How can an eviction like this not affect a person? When a child goes to school in the morning, are they wondering if they will return to the same home and personal possessions in the afternoon?
How much does a child blame a parent or parents when they lose their home? Parents are the adults who are supposed to make sense of the world, to protect children from bullies, bogeymen, and deputy sheriffs who enforce evictions.
Parents are also expected to provide a safe, caring environment; this means a home with food and unconditional parental love.
Daniel can’t tell me how much of who he is today is a result of living on the economic edge. He admits, “I don’t trust people,” and that, “I haven’t got rid of that anger, that hurt.”
The consequences of poverty overlap; it’s difficult to tell what outcome is the result of what event. Daniel’s mother remarried. She chose an abusive alcoholic. Daniel lived and worked in violent environments. Where is the cause and effect?
Daniel shares, “I haven’t been able to put down my guard.” He’ll never know what life would have been like to him if he had grown up in a “normal” environment.
He’s not giving up. He lives by these words: “You can make a change in your life. You can do better.” While he’s at it, he’s also helping his community as a seasoned volunteer, making a difference.
However, there are some days when he’s driving in Hutchinson on Monroe Street, north of 30th Avenue, when he looks to the west and he sees the inside of a residential garage. A “STOP” sign is mounted on the wall as a decoration.
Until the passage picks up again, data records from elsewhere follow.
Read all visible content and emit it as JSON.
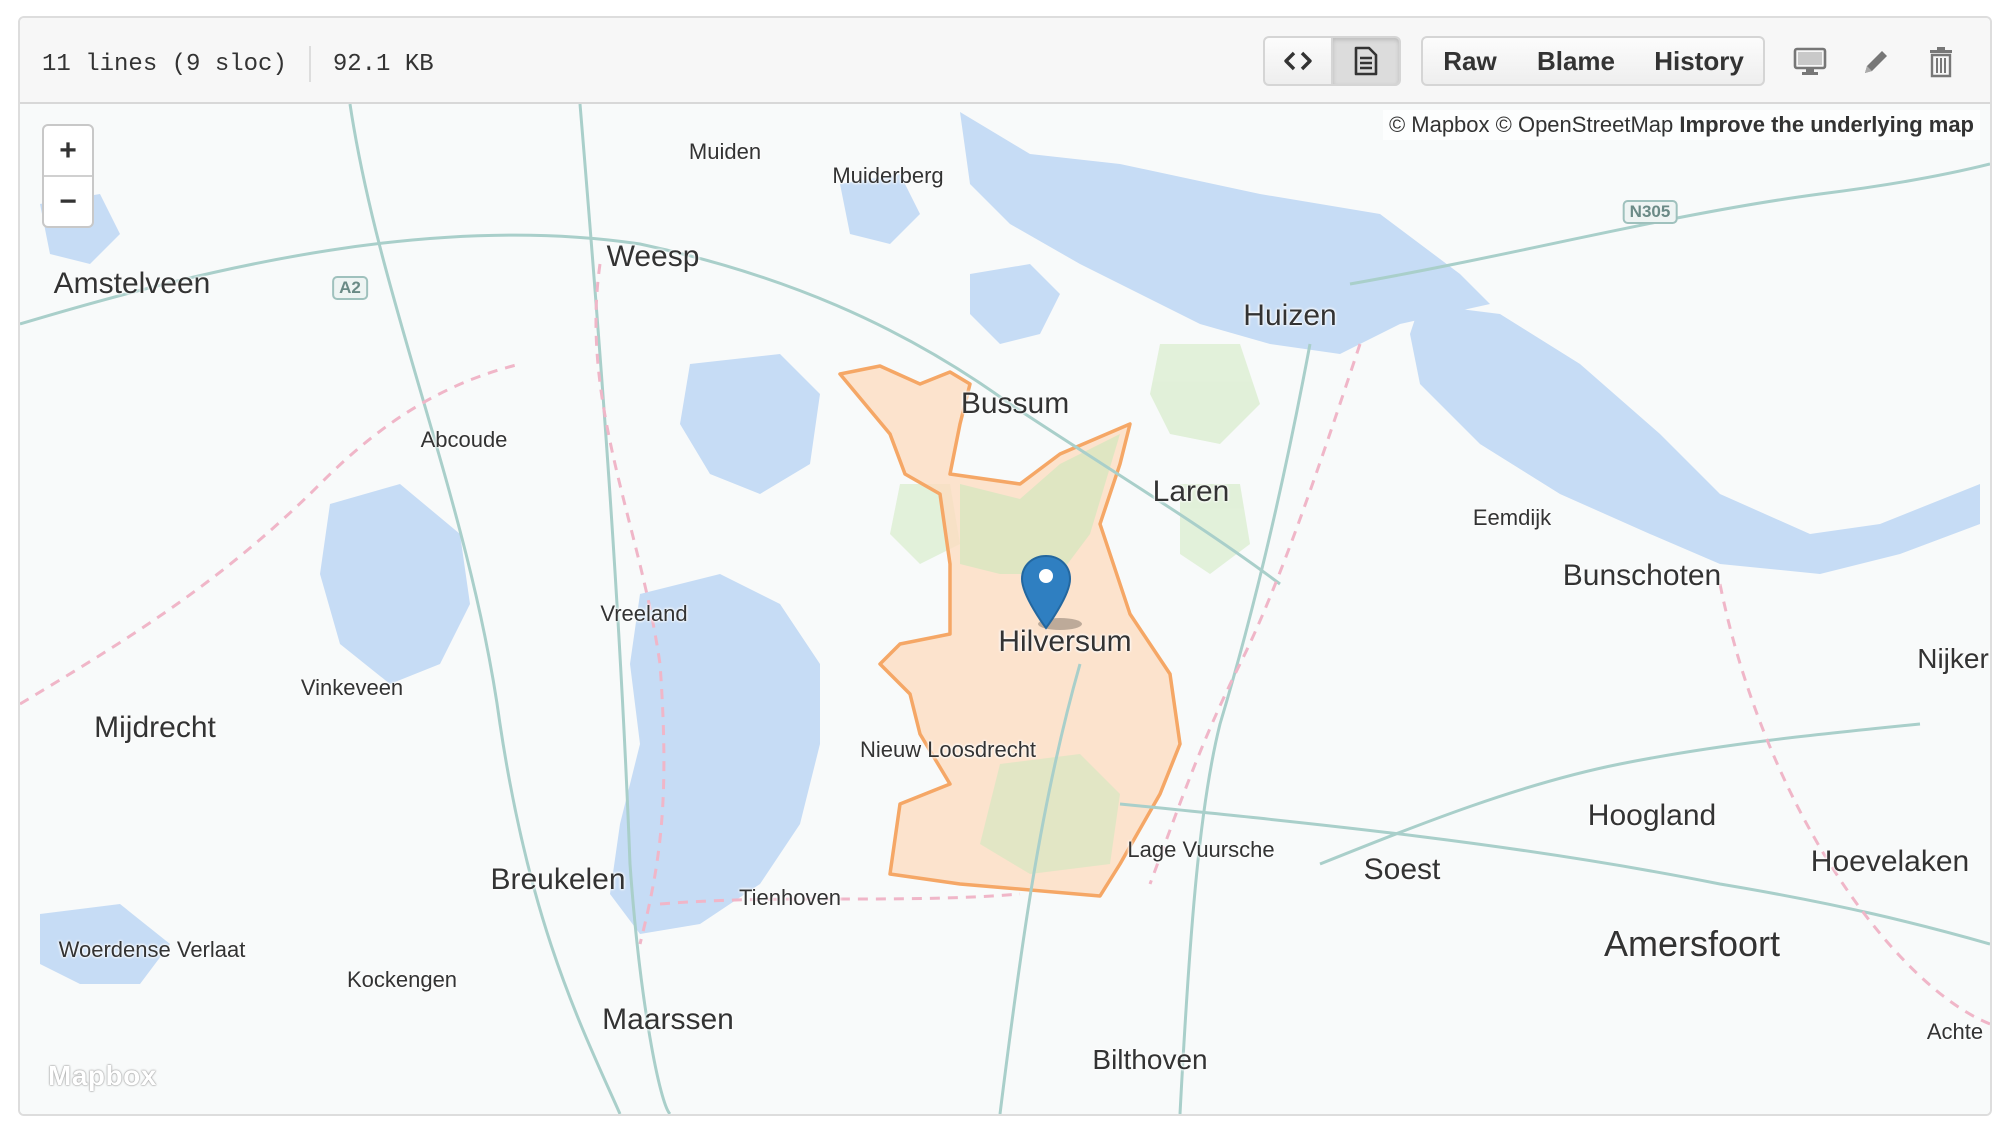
{
  "file_info": {
    "lines": "11 lines (9 sloc)",
    "size": "92.1 KB"
  },
  "toolbar": {
    "code_view_icon": "code-icon",
    "rendered_view_icon": "file-text-icon",
    "raw_label": "Raw",
    "blame_label": "Blame",
    "history_label": "History",
    "desktop_icon": "device-desktop-icon",
    "edit_icon": "pencil-icon",
    "delete_icon": "trashcan-icon"
  },
  "map": {
    "zoom_in": "+",
    "zoom_out": "−",
    "attribution_prefix": "© Mapbox © OpenStreetMap ",
    "attribution_link": "Improve the underlying map",
    "logo": "Mapbox",
    "marker_icon": "map-pin-icon",
    "region_fill": "#fcdcc0",
    "region_stroke": "#f5a766",
    "marker_color": "#2f7fc1",
    "water_color": "#c6dcf5",
    "places": [
      {
        "id": "amstelveen",
        "name": "Amstelveen"
      },
      {
        "id": "weesp",
        "name": "Weesp"
      },
      {
        "id": "muiden",
        "name": "Muiden"
      },
      {
        "id": "muiderberg",
        "name": "Muiderberg"
      },
      {
        "id": "huizen",
        "name": "Huizen"
      },
      {
        "id": "bussum",
        "name": "Bussum"
      },
      {
        "id": "abcoude",
        "name": "Abcoude"
      },
      {
        "id": "laren",
        "name": "Laren"
      },
      {
        "id": "eemdijk",
        "name": "Eemdijk"
      },
      {
        "id": "bunschoten",
        "name": "Bunschoten"
      },
      {
        "id": "vreeland",
        "name": "Vreeland"
      },
      {
        "id": "hilversum",
        "name": "Hilversum"
      },
      {
        "id": "nijkerk",
        "name": "Nijkerk"
      },
      {
        "id": "vinkeveen",
        "name": "Vinkeveen"
      },
      {
        "id": "mijdrecht",
        "name": "Mijdrecht"
      },
      {
        "id": "nieuw-loosdrecht",
        "name": "Nieuw Loosdrecht"
      },
      {
        "id": "hoogland",
        "name": "Hoogland"
      },
      {
        "id": "lage-vuursche",
        "name": "Lage Vuursche"
      },
      {
        "id": "soest",
        "name": "Soest"
      },
      {
        "id": "hoevelaken",
        "name": "Hoevelaken"
      },
      {
        "id": "breukelen",
        "name": "Breukelen"
      },
      {
        "id": "tienhoven",
        "name": "Tienhoven"
      },
      {
        "id": "amersfoort",
        "name": "Amersfoort"
      },
      {
        "id": "woerdense-verlaat",
        "name": "Woerdense Verlaat"
      },
      {
        "id": "kockengen",
        "name": "Kockengen"
      },
      {
        "id": "maarssen",
        "name": "Maarssen"
      },
      {
        "id": "bilthoven",
        "name": "Bilthoven"
      },
      {
        "id": "achte",
        "name": "Achte"
      }
    ],
    "road_shields": [
      {
        "id": "a2",
        "label": "A2"
      },
      {
        "id": "n305",
        "label": "N305"
      }
    ]
  }
}
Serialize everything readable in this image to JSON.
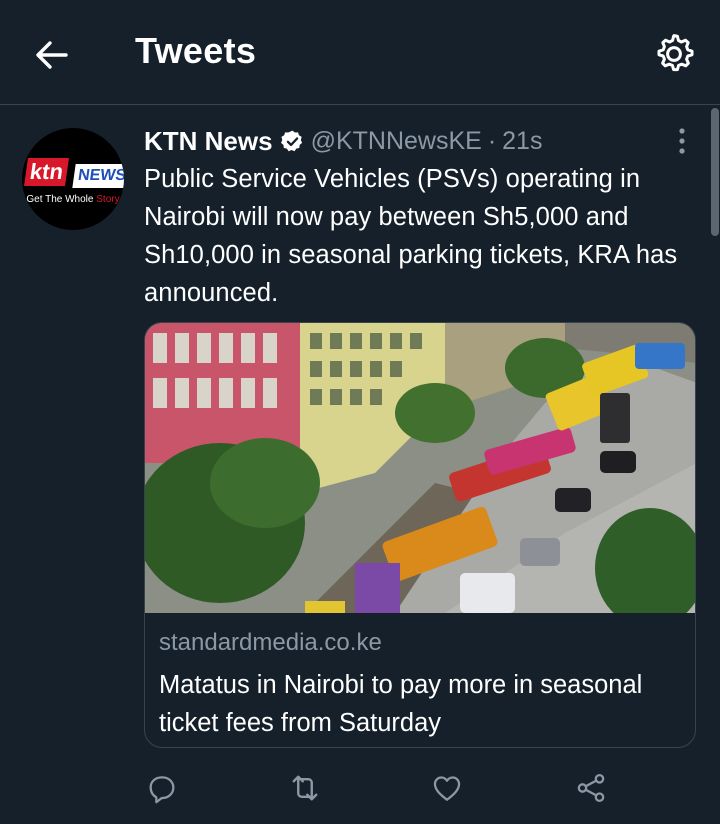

It always brings back memories. It takes Daniel back to the day he was alone at home and heard pounding at the door.
Until next time, happy writing and reading!